Problem to solve »
Where in the material does the word "Biskuat" appear? Copy each line that has it.

Dataset content »
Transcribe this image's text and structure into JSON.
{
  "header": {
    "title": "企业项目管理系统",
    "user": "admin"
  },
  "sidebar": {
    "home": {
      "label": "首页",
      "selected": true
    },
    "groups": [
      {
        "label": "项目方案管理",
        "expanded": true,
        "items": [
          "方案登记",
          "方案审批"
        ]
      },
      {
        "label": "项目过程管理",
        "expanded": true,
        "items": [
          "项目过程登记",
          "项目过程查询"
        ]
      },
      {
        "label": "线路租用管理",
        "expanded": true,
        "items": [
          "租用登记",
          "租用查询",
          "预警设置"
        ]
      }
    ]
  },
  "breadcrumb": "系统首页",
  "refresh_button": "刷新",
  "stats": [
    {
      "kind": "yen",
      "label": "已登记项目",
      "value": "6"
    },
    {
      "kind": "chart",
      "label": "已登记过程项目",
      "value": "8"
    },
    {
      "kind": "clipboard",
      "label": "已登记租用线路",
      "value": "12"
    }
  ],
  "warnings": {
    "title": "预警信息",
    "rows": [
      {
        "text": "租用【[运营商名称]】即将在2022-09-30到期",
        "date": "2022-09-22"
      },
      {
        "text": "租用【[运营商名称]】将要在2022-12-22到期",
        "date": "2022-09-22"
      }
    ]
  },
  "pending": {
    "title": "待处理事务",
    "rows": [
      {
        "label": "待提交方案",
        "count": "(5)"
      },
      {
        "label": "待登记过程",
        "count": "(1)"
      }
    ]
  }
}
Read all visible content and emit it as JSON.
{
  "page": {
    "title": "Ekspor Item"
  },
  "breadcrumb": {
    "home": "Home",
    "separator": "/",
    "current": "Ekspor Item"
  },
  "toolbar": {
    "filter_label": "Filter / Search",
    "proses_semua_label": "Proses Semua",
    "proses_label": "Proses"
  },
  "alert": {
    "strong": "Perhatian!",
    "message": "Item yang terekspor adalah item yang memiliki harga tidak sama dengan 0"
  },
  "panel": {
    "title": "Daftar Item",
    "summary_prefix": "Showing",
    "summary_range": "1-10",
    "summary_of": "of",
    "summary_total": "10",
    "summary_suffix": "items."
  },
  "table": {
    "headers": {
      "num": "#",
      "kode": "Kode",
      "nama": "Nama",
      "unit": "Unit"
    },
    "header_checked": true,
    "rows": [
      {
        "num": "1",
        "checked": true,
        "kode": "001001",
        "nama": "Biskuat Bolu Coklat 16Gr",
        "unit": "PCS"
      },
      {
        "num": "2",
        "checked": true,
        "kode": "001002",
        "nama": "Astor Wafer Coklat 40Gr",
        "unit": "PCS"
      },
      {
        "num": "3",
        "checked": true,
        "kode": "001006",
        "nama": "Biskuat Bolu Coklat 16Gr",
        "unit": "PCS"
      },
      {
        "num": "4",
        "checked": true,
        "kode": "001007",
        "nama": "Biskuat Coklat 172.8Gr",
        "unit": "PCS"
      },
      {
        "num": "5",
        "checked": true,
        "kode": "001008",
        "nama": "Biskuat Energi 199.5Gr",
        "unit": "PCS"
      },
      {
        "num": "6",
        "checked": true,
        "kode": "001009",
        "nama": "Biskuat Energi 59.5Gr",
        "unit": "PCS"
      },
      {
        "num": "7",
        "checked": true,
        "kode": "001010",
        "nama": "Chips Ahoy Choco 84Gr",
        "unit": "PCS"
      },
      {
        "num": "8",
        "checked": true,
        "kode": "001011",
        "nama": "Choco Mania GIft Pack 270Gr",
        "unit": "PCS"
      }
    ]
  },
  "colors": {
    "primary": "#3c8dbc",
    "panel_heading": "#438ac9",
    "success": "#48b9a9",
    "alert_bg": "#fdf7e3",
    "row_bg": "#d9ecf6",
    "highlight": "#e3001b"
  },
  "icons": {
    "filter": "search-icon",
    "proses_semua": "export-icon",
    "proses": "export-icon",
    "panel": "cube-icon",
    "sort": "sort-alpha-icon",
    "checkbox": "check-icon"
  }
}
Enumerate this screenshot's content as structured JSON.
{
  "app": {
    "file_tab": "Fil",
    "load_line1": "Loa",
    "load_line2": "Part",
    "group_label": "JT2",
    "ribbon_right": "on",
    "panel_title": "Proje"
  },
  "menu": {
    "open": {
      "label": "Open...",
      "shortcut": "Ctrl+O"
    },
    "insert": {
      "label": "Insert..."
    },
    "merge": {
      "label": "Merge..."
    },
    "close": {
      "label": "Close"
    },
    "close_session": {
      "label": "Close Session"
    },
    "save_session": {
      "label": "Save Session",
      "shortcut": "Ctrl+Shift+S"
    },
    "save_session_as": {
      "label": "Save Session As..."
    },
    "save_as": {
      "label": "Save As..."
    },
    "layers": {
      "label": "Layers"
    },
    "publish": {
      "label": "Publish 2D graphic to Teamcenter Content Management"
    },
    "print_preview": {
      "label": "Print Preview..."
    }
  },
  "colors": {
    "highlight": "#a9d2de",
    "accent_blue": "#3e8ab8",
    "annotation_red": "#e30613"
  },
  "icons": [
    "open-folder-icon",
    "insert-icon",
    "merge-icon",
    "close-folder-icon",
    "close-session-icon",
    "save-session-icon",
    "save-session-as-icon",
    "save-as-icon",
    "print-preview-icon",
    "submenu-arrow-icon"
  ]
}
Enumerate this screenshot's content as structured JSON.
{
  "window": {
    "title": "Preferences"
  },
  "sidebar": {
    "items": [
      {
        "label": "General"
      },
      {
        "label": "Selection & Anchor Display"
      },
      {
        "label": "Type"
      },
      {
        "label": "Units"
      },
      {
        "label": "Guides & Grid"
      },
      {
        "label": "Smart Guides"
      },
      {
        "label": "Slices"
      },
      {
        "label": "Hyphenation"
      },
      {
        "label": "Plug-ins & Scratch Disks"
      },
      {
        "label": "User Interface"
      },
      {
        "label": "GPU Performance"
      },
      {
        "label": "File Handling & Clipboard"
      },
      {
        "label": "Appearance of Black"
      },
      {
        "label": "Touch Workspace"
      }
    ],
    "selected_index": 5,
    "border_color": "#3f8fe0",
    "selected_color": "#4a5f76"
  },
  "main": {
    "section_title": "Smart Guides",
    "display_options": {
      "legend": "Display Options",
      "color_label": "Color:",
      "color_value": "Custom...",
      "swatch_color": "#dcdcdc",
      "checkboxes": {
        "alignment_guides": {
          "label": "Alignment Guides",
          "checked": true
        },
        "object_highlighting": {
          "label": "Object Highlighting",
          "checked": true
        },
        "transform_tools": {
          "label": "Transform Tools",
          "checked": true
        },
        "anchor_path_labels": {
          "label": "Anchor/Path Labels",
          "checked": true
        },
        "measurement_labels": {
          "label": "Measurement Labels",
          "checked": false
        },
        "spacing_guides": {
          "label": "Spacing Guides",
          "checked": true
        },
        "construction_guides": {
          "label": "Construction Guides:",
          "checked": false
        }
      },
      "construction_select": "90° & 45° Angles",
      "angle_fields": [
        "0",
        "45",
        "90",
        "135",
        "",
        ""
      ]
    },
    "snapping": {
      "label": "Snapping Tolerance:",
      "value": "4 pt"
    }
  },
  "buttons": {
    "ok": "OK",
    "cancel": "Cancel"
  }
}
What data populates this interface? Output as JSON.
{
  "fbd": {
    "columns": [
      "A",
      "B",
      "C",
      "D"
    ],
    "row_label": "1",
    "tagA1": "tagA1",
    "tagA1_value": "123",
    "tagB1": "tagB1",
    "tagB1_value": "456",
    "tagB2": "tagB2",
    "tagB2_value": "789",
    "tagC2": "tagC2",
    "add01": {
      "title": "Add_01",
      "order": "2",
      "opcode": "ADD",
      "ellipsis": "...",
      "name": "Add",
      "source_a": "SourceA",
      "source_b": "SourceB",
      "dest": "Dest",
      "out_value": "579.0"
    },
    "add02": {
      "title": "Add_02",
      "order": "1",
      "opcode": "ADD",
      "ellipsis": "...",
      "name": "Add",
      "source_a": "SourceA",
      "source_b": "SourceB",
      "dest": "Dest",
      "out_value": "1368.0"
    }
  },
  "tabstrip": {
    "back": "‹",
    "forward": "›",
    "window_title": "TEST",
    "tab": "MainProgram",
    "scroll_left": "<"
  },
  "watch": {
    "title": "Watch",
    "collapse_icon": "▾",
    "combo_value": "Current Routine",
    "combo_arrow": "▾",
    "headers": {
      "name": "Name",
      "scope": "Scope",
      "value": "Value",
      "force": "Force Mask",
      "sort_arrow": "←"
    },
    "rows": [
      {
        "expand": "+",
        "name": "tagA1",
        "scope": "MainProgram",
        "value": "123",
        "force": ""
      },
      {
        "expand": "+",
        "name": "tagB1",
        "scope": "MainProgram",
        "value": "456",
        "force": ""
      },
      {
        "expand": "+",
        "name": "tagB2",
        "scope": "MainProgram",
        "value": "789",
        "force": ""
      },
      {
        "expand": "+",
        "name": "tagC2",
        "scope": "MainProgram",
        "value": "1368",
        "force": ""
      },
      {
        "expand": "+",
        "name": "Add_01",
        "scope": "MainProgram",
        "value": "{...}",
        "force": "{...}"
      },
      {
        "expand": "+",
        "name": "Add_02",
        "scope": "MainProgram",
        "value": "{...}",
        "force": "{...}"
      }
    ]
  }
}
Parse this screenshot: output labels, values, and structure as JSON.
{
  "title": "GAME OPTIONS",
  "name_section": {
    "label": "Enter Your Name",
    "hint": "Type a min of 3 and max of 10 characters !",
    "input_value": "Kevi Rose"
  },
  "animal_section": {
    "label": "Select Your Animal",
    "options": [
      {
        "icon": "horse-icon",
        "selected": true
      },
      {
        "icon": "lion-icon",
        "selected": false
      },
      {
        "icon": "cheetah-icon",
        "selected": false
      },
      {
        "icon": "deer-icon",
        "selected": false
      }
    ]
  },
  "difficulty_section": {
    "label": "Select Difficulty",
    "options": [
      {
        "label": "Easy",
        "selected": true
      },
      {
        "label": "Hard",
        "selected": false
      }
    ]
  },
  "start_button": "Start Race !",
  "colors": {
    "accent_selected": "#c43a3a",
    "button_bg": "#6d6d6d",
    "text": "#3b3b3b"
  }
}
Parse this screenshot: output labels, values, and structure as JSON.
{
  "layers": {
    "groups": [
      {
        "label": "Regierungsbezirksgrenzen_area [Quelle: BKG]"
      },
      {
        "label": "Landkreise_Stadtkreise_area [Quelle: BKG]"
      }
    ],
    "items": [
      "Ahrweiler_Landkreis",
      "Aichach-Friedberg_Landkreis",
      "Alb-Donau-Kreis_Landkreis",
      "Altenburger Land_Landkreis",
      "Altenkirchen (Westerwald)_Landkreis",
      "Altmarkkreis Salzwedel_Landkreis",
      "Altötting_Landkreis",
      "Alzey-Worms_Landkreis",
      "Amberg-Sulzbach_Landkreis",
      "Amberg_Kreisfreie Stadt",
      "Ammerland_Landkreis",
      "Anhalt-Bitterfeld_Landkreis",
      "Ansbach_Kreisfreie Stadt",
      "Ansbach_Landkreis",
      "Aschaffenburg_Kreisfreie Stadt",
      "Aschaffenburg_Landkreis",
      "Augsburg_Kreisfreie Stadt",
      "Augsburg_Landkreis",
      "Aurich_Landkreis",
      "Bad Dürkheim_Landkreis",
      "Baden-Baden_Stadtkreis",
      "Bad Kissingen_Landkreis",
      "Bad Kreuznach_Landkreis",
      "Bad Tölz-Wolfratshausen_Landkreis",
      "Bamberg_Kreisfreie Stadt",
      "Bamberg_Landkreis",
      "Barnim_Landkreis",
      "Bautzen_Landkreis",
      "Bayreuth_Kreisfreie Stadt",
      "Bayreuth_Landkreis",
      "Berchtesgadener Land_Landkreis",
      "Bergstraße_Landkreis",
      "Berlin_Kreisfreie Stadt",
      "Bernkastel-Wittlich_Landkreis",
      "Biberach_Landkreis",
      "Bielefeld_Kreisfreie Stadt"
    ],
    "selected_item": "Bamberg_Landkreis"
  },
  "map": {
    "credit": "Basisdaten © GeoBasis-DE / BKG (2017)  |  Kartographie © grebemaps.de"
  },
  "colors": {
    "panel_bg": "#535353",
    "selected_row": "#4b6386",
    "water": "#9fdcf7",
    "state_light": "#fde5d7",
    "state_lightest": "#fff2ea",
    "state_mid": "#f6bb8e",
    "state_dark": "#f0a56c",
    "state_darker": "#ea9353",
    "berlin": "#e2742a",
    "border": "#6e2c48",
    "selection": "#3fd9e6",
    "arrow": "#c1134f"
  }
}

Result for this exercise »
        "nama": "Biskuat Bolu Coklat 16Gr",
        "nama": "Biskuat Bolu Coklat 16Gr",
        "nama": "Biskuat Coklat 172.8Gr",
        "nama": "Biskuat Energi 199.5Gr",
        "nama": "Biskuat Energi 59.5Gr",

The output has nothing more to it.